Every entry is to be returned as it stands, apart from the pictures.
▶
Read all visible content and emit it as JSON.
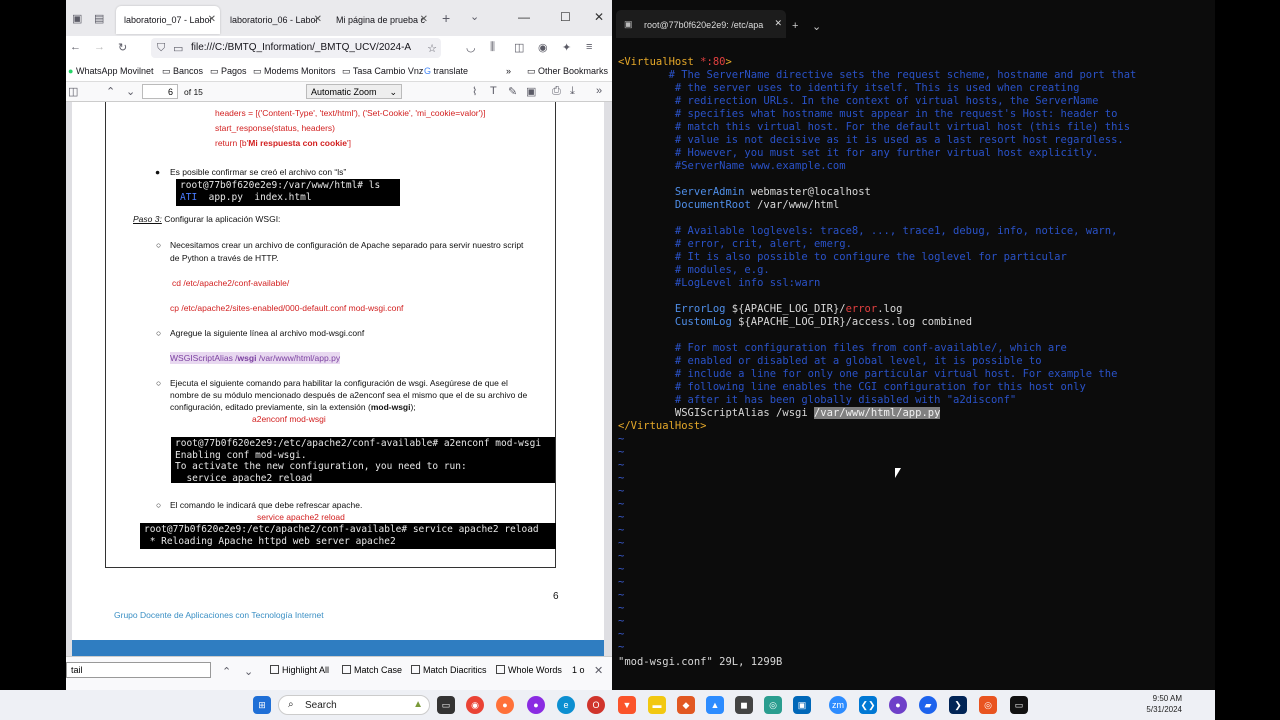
{
  "firefox": {
    "tabs": [
      "laboratorio_07 - Labor",
      "laboratorio_06 - Labor",
      "Mi página de prueba c"
    ],
    "url": "file:///C:/BMTQ_Information/_BMTQ_UCV/2024-A",
    "bookmarks": [
      "WhatsApp Movilnet",
      "Bancos",
      "Pagos",
      "Modems Monitors",
      "Tasa Cambio Vnz",
      "translate",
      "Other Bookmarks"
    ],
    "page_number": "6",
    "page_total": "of 15",
    "zoom": "Automatic Zoom",
    "find": {
      "query": "tail",
      "options": [
        "Highlight All",
        "Match Case",
        "Match Diacritics",
        "Whole Words"
      ],
      "count": "1 o"
    }
  },
  "pdf": {
    "code1": "headers = [('Content-Type', 'text/html'), ('Set-Cookie', 'mi_cookie=valor')]",
    "code2": "start_response(status, headers)",
    "code3_pre": "return [b'",
    "code3_bold": "Mi respuesta con cookie",
    "code3_post": "']",
    "bullet1": "Es posible confirmar se creó el archivo con “ls”",
    "term1_l1": "root@77b0f620e2e9:/var/www/html# ls",
    "term1_l2_a": "ATI",
    "term1_l2_b": "  app.py  index.html",
    "paso_label": "Paso 3:",
    "paso_text": "Configurar la aplicación WSGI:",
    "b2a": "Necesitamos crear un archivo de configuración de Apache separado para servir nuestro script",
    "b2b": "de Python a través de HTTP.",
    "cmd1": "cd /etc/apache2/conf-available/",
    "cmd2": "cp /etc/apache2/sites-enabled/000-default.conf mod-wsgi.conf",
    "b3": "Agregue la siguiente línea al archivo mod-wsgi.conf",
    "wsgi_a": "WSGIScriptAlias /",
    "wsgi_b": "wsgi",
    "wsgi_c": " /var/www/html/app.py",
    "b4a": "Ejecuta el siguiente comando para habilitar la configuración de wsgi. Asegúrese de que el",
    "b4b": "nombre de su módulo mencionado después de a2enconf sea el mismo que el de su archivo de",
    "b4c_pre": "configuración, editado previamente, sin la extensión (",
    "b4c_bold": "mod-wsgi",
    "b4c_post": ");",
    "cmd3": "a2enconf mod-wsgi",
    "term2": "root@77b0f620e2e9:/etc/apache2/conf-available# a2enconf mod-wsgi\nEnabling conf mod-wsgi.\nTo activate the new configuration, you need to run:\n  service apache2 reload",
    "b5": "El comando le indicará que debe refrescar apache.",
    "cmd4": "service apache2 reload",
    "term3": "root@77b0f620e2e9:/etc/apache2/conf-available# service apache2 reload\n * Reloading Apache httpd web server apache2",
    "page_num": "6",
    "footer": "Grupo Docente de Aplicaciones con Tecnología Internet"
  },
  "terminal": {
    "tab_title": "root@77b0f620e2e9: /etc/apa",
    "vh_open_a": "<VirtualHost",
    "vh_open_b": " *:80",
    "vh_open_c": ">",
    "c1": [
      "        # The ServerName directive sets the request scheme, hostname and port that",
      "         # the server uses to identify itself. This is used when creating",
      "         # redirection URLs. In the context of virtual hosts, the ServerName",
      "         # specifies what hostname must appear in the request's Host: header to",
      "         # match this virtual host. For the default virtual host (this file) this",
      "         # value is not decisive as it is used as a last resort host regardless.",
      "         # However, you must set it for any further virtual host explicitly.",
      "         #ServerName www.example.com"
    ],
    "sa_key": "ServerAdmin",
    "sa_val": " webmaster@localhost",
    "dr_key": "DocumentRoot",
    "dr_val": " /var/www/html",
    "c2": [
      "         # Available loglevels: trace8, ..., trace1, debug, info, notice, warn,",
      "         # error, crit, alert, emerg.",
      "         # It is also possible to configure the loglevel for particular",
      "         # modules, e.g.",
      "         #LogLevel info ssl:warn"
    ],
    "el_key": "ErrorLog",
    "el_a": " ${APACHE_LOG_DIR}/",
    "el_b": "error",
    "el_c": ".log",
    "cl_key": "CustomLog",
    "cl_val": " ${APACHE_LOG_DIR}/access.log combined",
    "c3": [
      "         # For most configuration files from conf-available/, which are",
      "         # enabled or disabled at a global level, it is possible to",
      "         # include a line for only one particular virtual host. For example the",
      "         # following line enables the CGI configuration for this host only",
      "         # after it has been globally disabled with \"a2disconf\""
    ],
    "ws_key": "WSGIScriptAlias /wsgi ",
    "ws_val": "/var/www/html/app.py",
    "vh_close": "</VirtualHost>",
    "tilde": "~",
    "status": "\"mod-wsgi.conf\" 29L, 1299B"
  },
  "taskbar": {
    "search": "Search",
    "time": "9:50 AM",
    "date": "5/31/2024"
  }
}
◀
• _RESULT_
Read all visible content and emit it as JSON.
{
  "firefox": {
    "tabs": [
      "laboratorio_07 - Labor",
      "laboratorio_06 - Labor",
      "Mi página de prueba c"
    ],
    "url": "file:///C:/BMTQ_Information/_BMTQ_UCV/2024-A",
    "bookmarks": [
      "WhatsApp Movilnet",
      "Bancos",
      "Pagos",
      "Modems Monitors",
      "Tasa Cambio Vnz",
      "translate",
      "Other Bookmarks"
    ],
    "page_number": "6",
    "page_total": "of 15",
    "zoom": "Automatic Zoom",
    "find": {
      "query": "tail",
      "options": [
        "Highlight All",
        "Match Case",
        "Match Diacritics",
        "Whole Words"
      ],
      "count": "1 o"
    }
  },
  "pdf": {
    "code1": "headers = [('Content-Type', 'text/html'), ('Set-Cookie', 'mi_cookie=valor')]",
    "code2": "start_response(status, headers)",
    "code3_pre": "return [b'",
    "code3_bold": "Mi respuesta con cookie",
    "code3_post": "']",
    "bullet1": "Es posible confirmar se creó el archivo con “ls”",
    "term1_l1": "root@77b0f620e2e9:/var/www/html# ls",
    "term1_l2_a": "ATI",
    "term1_l2_b": "  app.py  index.html",
    "paso_label": "Paso 3:",
    "paso_text": "Configurar la aplicación WSGI:",
    "b2a": "Necesitamos crear un archivo de configuración de Apache separado para servir nuestro script",
    "b2b": "de Python a través de HTTP.",
    "cmd1": "cd /etc/apache2/conf-available/",
    "cmd2": "cp /etc/apache2/sites-enabled/000-default.conf mod-wsgi.conf",
    "b3": "Agregue la siguiente línea al archivo mod-wsgi.conf",
    "wsgi_a": "WSGIScriptAlias /",
    "wsgi_b": "wsgi",
    "wsgi_c": " /var/www/html/app.py",
    "b4a": "Ejecuta el siguiente comando para habilitar la configuración de wsgi. Asegúrese de que el",
    "b4b": "nombre de su módulo mencionado después de a2enconf sea el mismo que el de su archivo de",
    "b4c_pre": "configuración, editado previamente, sin la extensión (",
    "b4c_bold": "mod-wsgi",
    "b4c_post": ");",
    "cmd3": "a2enconf mod-wsgi",
    "term2": "root@77b0f620e2e9:/etc/apache2/conf-available# a2enconf mod-wsgi\nEnabling conf mod-wsgi.\nTo activate the new configuration, you need to run:\n  service apache2 reload",
    "b5": "El comando le indicará que debe refrescar apache.",
    "cmd4": "service apache2 reload",
    "term3": "root@77b0f620e2e9:/etc/apache2/conf-available# service apache2 reload\n * Reloading Apache httpd web server apache2",
    "page_num": "6",
    "footer": "Grupo Docente de Aplicaciones con Tecnología Internet"
  },
  "terminal": {
    "tab_title": "root@77b0f620e2e9: /etc/apa",
    "vh_open_a": "<VirtualHost",
    "vh_open_b": " *:80",
    "vh_open_c": ">",
    "c1": [
      "        # The ServerName directive sets the request scheme, hostname and port that",
      "         # the server uses to identify itself. This is used when creating",
      "         # redirection URLs. In the context of virtual hosts, the ServerName",
      "         # specifies what hostname must appear in the request's Host: header to",
      "         # match this virtual host. For the default virtual host (this file) this",
      "         # value is not decisive as it is used as a last resort host regardless.",
      "         # However, you must set it for any further virtual host explicitly.",
      "         #ServerName www.example.com"
    ],
    "sa_key": "ServerAdmin",
    "sa_val": " webmaster@localhost",
    "dr_key": "DocumentRoot",
    "dr_val": " /var/www/html",
    "c2": [
      "         # Available loglevels: trace8, ..., trace1, debug, info, notice, warn,",
      "         # error, crit, alert, emerg.",
      "         # It is also possible to configure the loglevel for particular",
      "         # modules, e.g.",
      "         #LogLevel info ssl:warn"
    ],
    "el_key": "ErrorLog",
    "el_a": " ${APACHE_LOG_DIR}/",
    "el_b": "error",
    "el_c": ".log",
    "cl_key": "CustomLog",
    "cl_val": " ${APACHE_LOG_DIR}/access.log combined",
    "c3": [
      "         # For most configuration files from conf-available/, which are",
      "         # enabled or disabled at a global level, it is possible to",
      "         # include a line for only one particular virtual host. For example the",
      "         # following line enables the CGI configuration for this host only",
      "         # after it has been globally disabled with \"a2disconf\""
    ],
    "ws_key": "WSGIScriptAlias /wsgi ",
    "ws_val": "/var/www/html/app.py",
    "vh_close": "</VirtualHost>",
    "tilde": "~",
    "status": "\"mod-wsgi.conf\" 29L, 1299B"
  },
  "taskbar": {
    "search": "Search",
    "time": "9:50 AM",
    "date": "5/31/2024"
  }
}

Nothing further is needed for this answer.